Western News Intern
For as many times Hazel Bennett donated blood, she never considered that it could one day save her child’s life.
“I watched each time as those rosy red bags of blood were pumped into my extremely ill daughter and I felt a sense of completeness, almost a full circle if you will,” said Bennett. “Having had spent all those times reclined and needled, giving that life-saving elixir to other people’s kids, parents, wives and husbands.”
In 2012 her daughter, Julie, a student at the University of Alberta, called her distraught. She had been feeling lousy and flu-ish for days. Bennett tried to bolster her spirits reminding her she would be visiting in a week. By the next morning Julie had taken an ambulance to the hospital, but doctors didn’t feel she needed to be admitted.
Getting concerned Hazel rushed to Kelowna to catch the first flight, arriving in Edmonton at 11 p.m. to find her daughter, who was normally strong and healthy, very weak and ill. They waited out the night through Julie’s pain and by morning she could not move her legs. She was showing symptoms of something more serious and was rushed back to the hospital.
“Things started happening fast. Her organs were shutting down,” said Hazel.
They gave Julie steroids to prevent her system from shutting down and tested for everything. Her lungs could not supply her with enough air and she was placed on oxygen and intubated
“At some point on day two, I asked the ICU nurse straight out, ‘should I be getting her father and sister here?’,” recalled Hazel. “‘Yes’ she replied. ‘She might not make it.’”
After six moths in intensive care, the trachea tube was removed and she could have food again.
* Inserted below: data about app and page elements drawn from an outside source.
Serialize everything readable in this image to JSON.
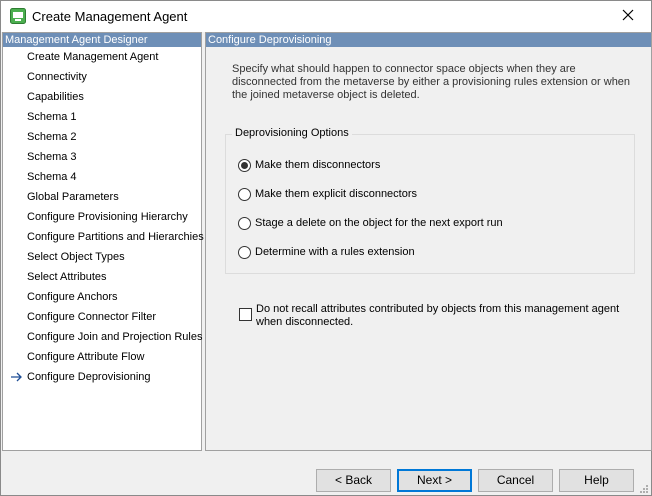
{
  "window": {
    "title": "Create Management Agent",
    "app_icon": "management-agent-icon",
    "close_icon": "close-icon"
  },
  "left_panel": {
    "header": "Management Agent Designer",
    "items": [
      {
        "label": "Create Management Agent",
        "current": false
      },
      {
        "label": "Connectivity",
        "current": false
      },
      {
        "label": "Capabilities",
        "current": false
      },
      {
        "label": "Schema 1",
        "current": false
      },
      {
        "label": "Schema 2",
        "current": false
      },
      {
        "label": "Schema 3",
        "current": false
      },
      {
        "label": "Schema 4",
        "current": false
      },
      {
        "label": "Global Parameters",
        "current": false
      },
      {
        "label": "Configure Provisioning Hierarchy",
        "current": false
      },
      {
        "label": "Configure Partitions and Hierarchies",
        "current": false
      },
      {
        "label": "Select Object Types",
        "current": false
      },
      {
        "label": "Select Attributes",
        "current": false
      },
      {
        "label": "Configure Anchors",
        "current": false
      },
      {
        "label": "Configure Connector Filter",
        "current": false
      },
      {
        "label": "Configure Join and Projection Rules",
        "current": false
      },
      {
        "label": "Configure Attribute Flow",
        "current": false
      },
      {
        "label": "Configure Deprovisioning",
        "current": true
      }
    ],
    "current_indicator_icon": "arrow-right-icon"
  },
  "right_panel": {
    "header": "Configure Deprovisioning",
    "description": "Specify what should happen to connector space objects when they are disconnected from the metaverse by either a provisioning rules extension or when the joined metaverse object is deleted.",
    "options_group": {
      "legend": "Deprovisioning Options",
      "options": [
        {
          "label": "Make them disconnectors",
          "checked": true
        },
        {
          "label": "Make them explicit disconnectors",
          "checked": false
        },
        {
          "label": "Stage a delete on the object for the next export run",
          "checked": false
        },
        {
          "label": "Determine with a rules extension",
          "checked": false
        }
      ]
    },
    "recall_checkbox": {
      "label": "Do not recall attributes contributed by objects from this management agent when disconnected.",
      "checked": false
    }
  },
  "buttons": {
    "back": "< Back",
    "next": "Next >",
    "cancel": "Cancel",
    "help": "Help"
  },
  "colors": {
    "panel_header_bg": "#6e8fb7",
    "accent": "#0078d7"
  }
}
Julie had many days of rehab to walk and breathe properly again and spent a total of three months in the hospital. The only thing she tested positive for was the common cold-flu strain.
“That flu, that one in a million times will cause a young person’s body and immune system to shut down. That silly old flu bug that nearly killed my daughter,” said Hazel.
Over the time spent in intensive care, Julie was given six blood transfusions. Now 27 years old, Julie’s lungs are still not 100 per cent recovered. She recently created and produced a theatre and movement piece portraying her hospital experience entitled Scars are Healing Wrong. But, she is still alive.
“Doctors, nurses and blood donors saved my child,” said Hazel.
Having surpassed the 50 donations mark herself, Hazel has become the poster child for reasons to give. She shared her story on Monday in Penticton at the South Main Drop In Centre during a blood donor clinic to mark the first day of National Blood Donor week.
Gayle Voyer, the territory manager of Canadian Blood Services said they need about 2,000 new donors in the Okanagan region between now and the end of December.
“The need for blood is constant because blood has an expiration date,” she said, adding it is 42 days.
She said some of the barriers that hold people back from becoming donors is they don’t know if they are eligible and think it is a long process to go through. Voyer said finding out is as simple as going to the website blood.ca and answering a short questionnaire. She is encouraging everyone 17 years or older to go to the website to see if they are eligible and to book an appointment.
“Hearing people like Hazel helps people go ‘wow, you know she didn’t think it was going to happen to her and it did and here’s how blood helped save her daughter,” said Voyer. “These stories are the reason we do the work we do.”
The next blood donor clinic takes place at the South Main Drop in Centre on July 13.